By Mahlia Lindquist
Indeed, for years the dynamic between us was akin to a yard with an electronic doggie fence, which kept me in and distractions out. I am on the high side of social without an obvious sort of maternal bent and the girls charming and seemingly easygoing, so most people who know us were unaware of the invisible fence. Even I was only subconsciously aware of the electrified barrier surrounding our happy home. But it was there.
Dylan and Zoe have always had a way of silently communicating to me their disapproval over a person or situation. They have been at, at best, indifferent to any man I have dated. I had a law practice for a few years, but their pointed silence when I was unavailable to them because of work made me feel the neglectful parent and hesitant to work more than part-time.
Undoubtedly, as with most prisons, mine was mostly of my own construct. The truth is that I didn’t like practicing law, and after divorcing didn’t have the stomach for a long term relationship. The kids were a convenient excuse to avoid dealing with my own s****. My daughters are smart, funny, irreverent, kind, travel well, and delightful company, all of which I find to be high value attributes, and so I mostly didn’t miss having a satisfying career or partner. Ignoring the possibility that we may have been codependent, the electric fence actually served all three of us fairly well. At least it seemed to until recently.
Now, the girls routinely point out men who might make good “step-daddies.” The step-daddy reference has been a longstanding joke between us, but now they mention it so often I actually think they are serious. They also keep asking me what I am going to do. It could be my imagination, but I have detected a note of fear in their inquiries—fear of having a needy mom.

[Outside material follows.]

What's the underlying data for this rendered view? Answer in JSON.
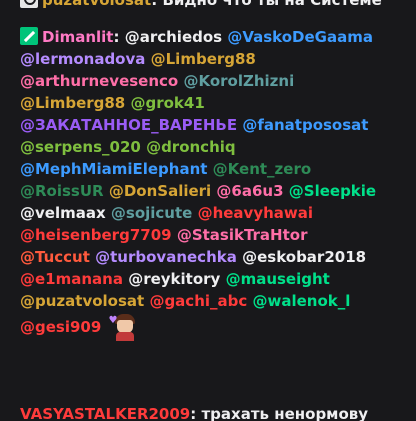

As someone who sees herself as active, independent and competent with varied interests and a network of awesome friends, I hope that my imagination is wrong. But then I recall things I’ve said that could give cause for a needy person alert. Encouraging the girls to promise since they could barely talk that the three of us would live together forever, ever and ever sounds potentially needy. Musing that with so many cool women in the world it’s a shame I am not gay, and fantasizing aloud about being a sister-wife to my favorite straight couple, I must admit sounds just plain weird in retrospect. So, I just want to clarify: I was joking.
Nevertheless, given our current circumstances, what I am going to do with the rest of my life is a fair question. Dylan is in college, Zoe in high school, and I recently closed my law practice in Boulder. Zoe and I recently finished a yearlong visit to Mexico and moved back to my hometown of Miami, a place I left in a huff 13 years ago.
When asked, I refer to my time in Mexico as a sabbatical, though the term sabbatical is more of a euphemism for “an exploration of the ecstasy and the agony of drinking too much tequila too often.” Besides drinking tequila, I kept busy there with logistics: school for Zoe, housing, figuring out where to buy tofu and peanut butter without sugar and where to do yoga, and learning how to ask the housekeeper in Spanish not to run the dishwasher with just two coffee cups. All first world problems, I realize, but they kept me occupied.
Not having to deal with the logistics of being an expat has freed up a lot of time. My Miami friends are professionals with actual jobs and so can’t drink tequila with me on a regular basis. Besides, even tequila gets old after awhile and it’s just not the same when not in Mexico. Suggestions that I practice law in Miami triggers in me an involuntary gag reflex, so I have decided to listen to my body for once and have nixed going back to law.
A few friends suggested I start a blog or write a book. They may as well have said, Mahlia, other then being a lawyer, you have no tangible skills — which is true. I have no idea what I might write about that someone besides my mom will want to read, but I am going to try.
As a first step, with this first blog entry under my belt, when someone asks me what I do, I am going to say, “I’m a writer.” It sounds almost as legit as “I’m on sabbatical” and will hopefully help ease the minds of my children.